London – Victoria and Albert Museum will launch Saturday a special exhibition to celebrate the artist Lockwood Kipling, who made plenty of artistic contributions to the museum. Kipling was one of the eminent artists influenced by the trend of arts and crafts that emerged in Britain between 1860 and 1910 and who focused on cooperation among designers, architects, and neighborhoods of traditional crafts.
The exhibition has been entitled “Lockwood Kipling: Arts and Crafts in Punjab and London” – it will show the paintings and portraits he drew in India, along with many of the museum possessions, which were purchased by the artist. While Kipling was deeply interested in maintaining crafts and mainly the Indian ones, visitors will have the opportunity to see Indian jewelry, furniture, and embroideries made with high proficiency.

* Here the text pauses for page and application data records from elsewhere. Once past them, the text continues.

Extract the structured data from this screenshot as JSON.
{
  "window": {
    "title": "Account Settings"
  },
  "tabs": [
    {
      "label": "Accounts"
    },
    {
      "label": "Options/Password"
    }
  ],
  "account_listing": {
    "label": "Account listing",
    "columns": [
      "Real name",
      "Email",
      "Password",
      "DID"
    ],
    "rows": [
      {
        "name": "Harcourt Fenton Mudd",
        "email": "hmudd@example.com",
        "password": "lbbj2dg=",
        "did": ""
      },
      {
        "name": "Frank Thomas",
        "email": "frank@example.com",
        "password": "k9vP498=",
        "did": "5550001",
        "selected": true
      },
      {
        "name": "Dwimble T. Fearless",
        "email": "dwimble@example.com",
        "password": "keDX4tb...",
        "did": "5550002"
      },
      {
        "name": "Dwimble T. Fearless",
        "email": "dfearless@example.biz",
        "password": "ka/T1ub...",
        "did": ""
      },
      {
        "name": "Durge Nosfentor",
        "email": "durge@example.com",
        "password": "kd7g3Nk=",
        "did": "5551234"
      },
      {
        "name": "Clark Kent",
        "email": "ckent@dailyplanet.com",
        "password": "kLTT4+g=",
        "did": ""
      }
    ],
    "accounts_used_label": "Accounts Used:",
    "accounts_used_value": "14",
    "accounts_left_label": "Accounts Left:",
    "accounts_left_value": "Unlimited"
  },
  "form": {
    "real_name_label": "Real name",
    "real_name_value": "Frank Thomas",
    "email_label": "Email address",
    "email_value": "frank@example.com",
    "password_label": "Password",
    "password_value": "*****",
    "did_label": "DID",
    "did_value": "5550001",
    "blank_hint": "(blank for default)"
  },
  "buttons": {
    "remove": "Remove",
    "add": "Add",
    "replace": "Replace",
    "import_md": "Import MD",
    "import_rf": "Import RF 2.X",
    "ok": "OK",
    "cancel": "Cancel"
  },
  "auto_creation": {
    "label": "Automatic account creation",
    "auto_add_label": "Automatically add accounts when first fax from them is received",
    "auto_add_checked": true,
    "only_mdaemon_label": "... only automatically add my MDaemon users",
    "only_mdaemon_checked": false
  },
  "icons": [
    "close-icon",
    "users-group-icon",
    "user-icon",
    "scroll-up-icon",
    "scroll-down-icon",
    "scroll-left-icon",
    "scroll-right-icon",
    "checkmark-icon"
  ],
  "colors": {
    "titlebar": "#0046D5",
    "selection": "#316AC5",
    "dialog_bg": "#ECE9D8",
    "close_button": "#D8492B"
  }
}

Kipling was born in Yorkshire in 1837 and worked as an architect and sculptor, he embraced passion towards Indian crafts following his visit to the “Great Exhibition” organized under the patronage of King Albert and his wife Queen Victoria in 1815.
The exhibition on Lockwood Kipling will be launched with a bouquet of paintings featuring pictures from the “Great Exhibition” and the Indian pavilion with its fancy possessions. The event, which will feature the traditional Indian crafts will also introduce gold bracelets studded with diamonds; such works are expected to shed lights on the skillfulness of jewelry manufacture that prospered in India.
The exhibition tells many important phases of the artists’ life through a number of possessions, mainly his journey in India where he lived 10 years in Bombay and worked as ab instructor in an art school. The latter moved to work in Lahore, Punjab’s capital, where he served as head of the art collegesand museums. At that time, Kipling noticed that the quality of Indian’s handicrafts deteriorated, so he travelled in many trips to look for the best Indian works and registered them.
Among the pieces showed in the museum are portraits which he drew for a number of crafters from the countries he visited. Kipling’s contributions in India marked footprint in architecture too – the artist and his students implemented a number of buildings we see in movies in Lahore and Bombay.
After his retirement in 1893, Kipling returned to England and helped his son who was writing his book “The Jungle Book” as he drew images and some of the sculptures that feature their life in India.
The exhibition will be concluded with a number of furniture works made by the artist, which were used in Queen Victoria’s palace.